Still, I arrived early enough on Friday to locate the church. Funny, I drove by St. David's in Willow Grove on the way - even the hotel directory listed St. David's. But, as far as I could tell, the first weekend service there was Saturday evening about when I'd be leaving town.

Nothing was doing at OLHC mid-morning Friday but I slipped in for a rosary, I think, even though the devotion would mean forgoing lunch. I was too nervous to be hungry. Then, the next morning, I arrived just before 7:30 and said another rosary. The 8 AM liturgy was well-attended and I hung around afterwards expecting another - this time corporate - rosary.

There were three others, plus the acolyte joined us more than halfway through. Not quite a minyan. The members took turns with the decades and I wondered whether, I, a newcomer, would receive a part and how I would know. So, the acting leader nodded to me for the third Glorious mystery and I counted very carefully on my beads because there's no greater offense than saying too few ... or too many! Aw, we've all been there.

I was so uneasy, at first, at the sound of my solitary voice in the large church that I caught my breath during the second half of the Aves. Soon I got comfortable with it and was able to utter the full Marian prayer.

Now, the acting leader was curious because he took no decades for himself. "What's he waiting for?" I wondered. Something big, no doubt. Turns out, it was one of those rosary recitations that never seems to end! More and more, tacking on a dozen or so incidental prayers, one of which I couldn't understand,1 much less say. Pray for the pope's intentions, fine. Pray the Memorae, ok. Pray for Right-to-Life, yes. Pray for our intentions, naturally. Pray to St. Michael, alright. But I had my eye on my watch!

Finally, oh, finally, the lovely praying came to an end and the acting leader nodded to me again, a "thank you," and I returned the gesture and quickly left for Calvary.

1 maybe this was one.
Sunday Snippets - a Catholic carnival hosted by Rann at "This That and the Other Thing."

My submissions this week pertain to a recent Bible workshop:
We took to our groups in the dining room for what the schedule called "Tea." In years past, I had "missed" the Tea, arriving too late, but I never actually "missed" it, as I detest informal social situations.

The ice-breaking exercise, I reckon modeled on speed-dating, instructed us to find at least two things in common before switching partners. The Baptist and I made short work of it, both hailing originally from NY and having attended the workshop previously.

I turned to the next partner whom I'd asked perfunctorily whether she'd ever been overseas.
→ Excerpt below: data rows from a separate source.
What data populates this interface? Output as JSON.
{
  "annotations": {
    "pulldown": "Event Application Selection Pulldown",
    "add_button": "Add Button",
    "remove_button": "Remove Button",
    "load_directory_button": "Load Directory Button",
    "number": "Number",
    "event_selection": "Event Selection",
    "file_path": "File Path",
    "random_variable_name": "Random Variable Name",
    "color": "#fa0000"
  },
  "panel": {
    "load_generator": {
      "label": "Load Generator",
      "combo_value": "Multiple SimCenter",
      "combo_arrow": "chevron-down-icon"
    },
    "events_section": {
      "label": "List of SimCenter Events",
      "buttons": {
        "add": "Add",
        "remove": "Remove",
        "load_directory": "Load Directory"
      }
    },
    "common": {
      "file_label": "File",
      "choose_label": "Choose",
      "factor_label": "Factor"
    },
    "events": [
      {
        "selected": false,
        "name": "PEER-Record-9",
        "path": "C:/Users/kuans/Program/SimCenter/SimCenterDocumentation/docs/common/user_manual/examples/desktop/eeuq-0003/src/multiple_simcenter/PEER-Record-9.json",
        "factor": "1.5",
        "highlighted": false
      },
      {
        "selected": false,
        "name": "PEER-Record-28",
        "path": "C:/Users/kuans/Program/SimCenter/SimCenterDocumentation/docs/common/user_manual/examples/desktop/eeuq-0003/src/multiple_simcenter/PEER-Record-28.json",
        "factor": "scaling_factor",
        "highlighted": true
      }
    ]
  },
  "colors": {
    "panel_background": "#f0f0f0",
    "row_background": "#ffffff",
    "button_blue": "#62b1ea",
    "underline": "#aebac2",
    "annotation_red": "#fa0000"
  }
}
She said she'd spent about four months at L'Abri in Switzerland under Dr. Schaeffer. Since I am vaguely aware that Dr. Schaeffer died some time ago (but I wasn't exactly certain - it seems more than 25 yrs. ago) and my new acquaintance didn't look terribly old to me, I asked whether she was there while he was still alive. A silly question, I suppose, but I think it was an awkward attempt at flattery. After some sarcasm, she said that she visited just after the film "How Should We Then Live?" came out.

In trying to find a "connection" with this, I blurted out that I'd read Crazy For God. Well, most of it.
You mean Frankie's book in which he smears Os Guinness and everyone?!
I responded that Frank's a fine writer but maybe next time I'll try his fiction! Had I recalled sooner Dr. Schaeffer's reputation for accepting "girls in trouble," I might have had another question for her!

Fortunately, I seemed to hit it off with everyone else, especially the study group leader who's been to Israel many times. I discussed many of the sites there with her during our "turn" together.